# AIM OF THE EXERCISE:
Restate each of the lines given below, word for word.

----

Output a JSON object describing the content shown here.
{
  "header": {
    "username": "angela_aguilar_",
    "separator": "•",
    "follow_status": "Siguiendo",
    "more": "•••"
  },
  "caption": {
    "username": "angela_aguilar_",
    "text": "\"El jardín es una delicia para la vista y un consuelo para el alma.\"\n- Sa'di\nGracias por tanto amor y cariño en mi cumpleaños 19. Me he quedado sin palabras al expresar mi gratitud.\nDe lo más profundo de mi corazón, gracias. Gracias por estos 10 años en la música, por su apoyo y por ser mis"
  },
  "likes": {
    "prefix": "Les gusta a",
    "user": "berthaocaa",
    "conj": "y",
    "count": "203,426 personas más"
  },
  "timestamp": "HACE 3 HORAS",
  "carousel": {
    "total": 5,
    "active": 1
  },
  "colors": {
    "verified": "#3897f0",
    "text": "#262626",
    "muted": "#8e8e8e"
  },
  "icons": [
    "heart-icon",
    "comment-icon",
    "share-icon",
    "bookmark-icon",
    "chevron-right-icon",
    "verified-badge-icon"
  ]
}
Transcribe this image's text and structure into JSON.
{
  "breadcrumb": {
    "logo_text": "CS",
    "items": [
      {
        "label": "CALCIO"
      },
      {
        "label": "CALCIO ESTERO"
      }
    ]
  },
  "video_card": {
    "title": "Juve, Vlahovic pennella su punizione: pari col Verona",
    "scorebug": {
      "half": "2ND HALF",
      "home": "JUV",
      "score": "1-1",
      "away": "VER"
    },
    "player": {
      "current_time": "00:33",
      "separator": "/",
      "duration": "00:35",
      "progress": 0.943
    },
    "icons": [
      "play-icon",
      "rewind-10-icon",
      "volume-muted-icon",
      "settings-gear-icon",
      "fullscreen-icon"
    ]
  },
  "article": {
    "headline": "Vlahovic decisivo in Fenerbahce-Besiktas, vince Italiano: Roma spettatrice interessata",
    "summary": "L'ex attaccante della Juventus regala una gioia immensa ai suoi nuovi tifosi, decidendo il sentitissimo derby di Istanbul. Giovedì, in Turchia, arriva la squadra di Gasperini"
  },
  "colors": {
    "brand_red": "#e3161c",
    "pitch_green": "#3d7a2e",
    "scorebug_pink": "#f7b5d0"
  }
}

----

# EXERCISE SOLUTION:
Output a JSON object describing the content shown here.
{
  "header": {
    "username": "angela_aguilar_",
    "separator": "•",
    "follow_status": "Siguiendo",
    "more": "•••"
  },
  "caption": {
    "username": "angela_aguilar_",
    "text": "\"El jardín es una delicia para la vista y un consuelo para el alma.\"\n- Sa'di\nGracias por tanto amor y cariño en mi cumpleaños 19. Me he quedado sin palabras al expresar mi gratitud.\nDe lo más profundo de mi corazón, gracias. Gracias por estos 10 años en la música, por su apoyo y por ser mis"
  },
  "likes": {
    "prefix": "Les gusta a",
    "user": "berthaocaa",
    "conj": "y",
    "count": "203,426 personas más"
  },
  "timestamp": "HACE 3 HORAS",
  "carousel": {
    "total": 5,
    "active": 1
  },
  "colors": {
    "verified": "#3897f0",
    "text": "#262626",
    "muted": "#8e8e8e"
  },
  "icons": [
    "heart-icon",
    "comment-icon",
    "share-icon",
    "bookmark-icon",
    "chevron-right-icon",
    "verified-badge-icon"
  ]
}
Transcribe this image's text and structure into JSON.
{
  "breadcrumb": {
    "logo_text": "CS",
    "items": [
      {
        "label": "CALCIO"
      },
      {
        "label": "CALCIO ESTERO"
      }
    ]
  },
  "video_card": {
    "title": "Juve, Vlahovic pennella su punizione: pari col Verona",
    "scorebug": {
      "half": "2ND HALF",
      "home": "JUV",
      "score": "1-1",
      "away": "VER"
    },
    "player": {
      "current_time": "00:33",
      "separator": "/",
      "duration": "00:35",
      "progress": 0.943
    },
    "icons": [
      "play-icon",
      "rewind-10-icon",
      "volume-muted-icon",
      "settings-gear-icon",
      "fullscreen-icon"
    ]
  },
  "article": {
    "headline": "Vlahovic decisivo in Fenerbahce-Besiktas, vince Italiano: Roma spettatrice interessata",
    "summary": "L'ex attaccante della Juventus regala una gioia immensa ai suoi nuovi tifosi, decidendo il sentitissimo derby di Istanbul. Giovedì, in Turchia, arriva la squadra di Gasperini"
  },
  "colors": {
    "brand_red": "#e3161c",
    "pitch_green": "#3d7a2e",
    "scorebug_pink": "#f7b5d0"
  }
}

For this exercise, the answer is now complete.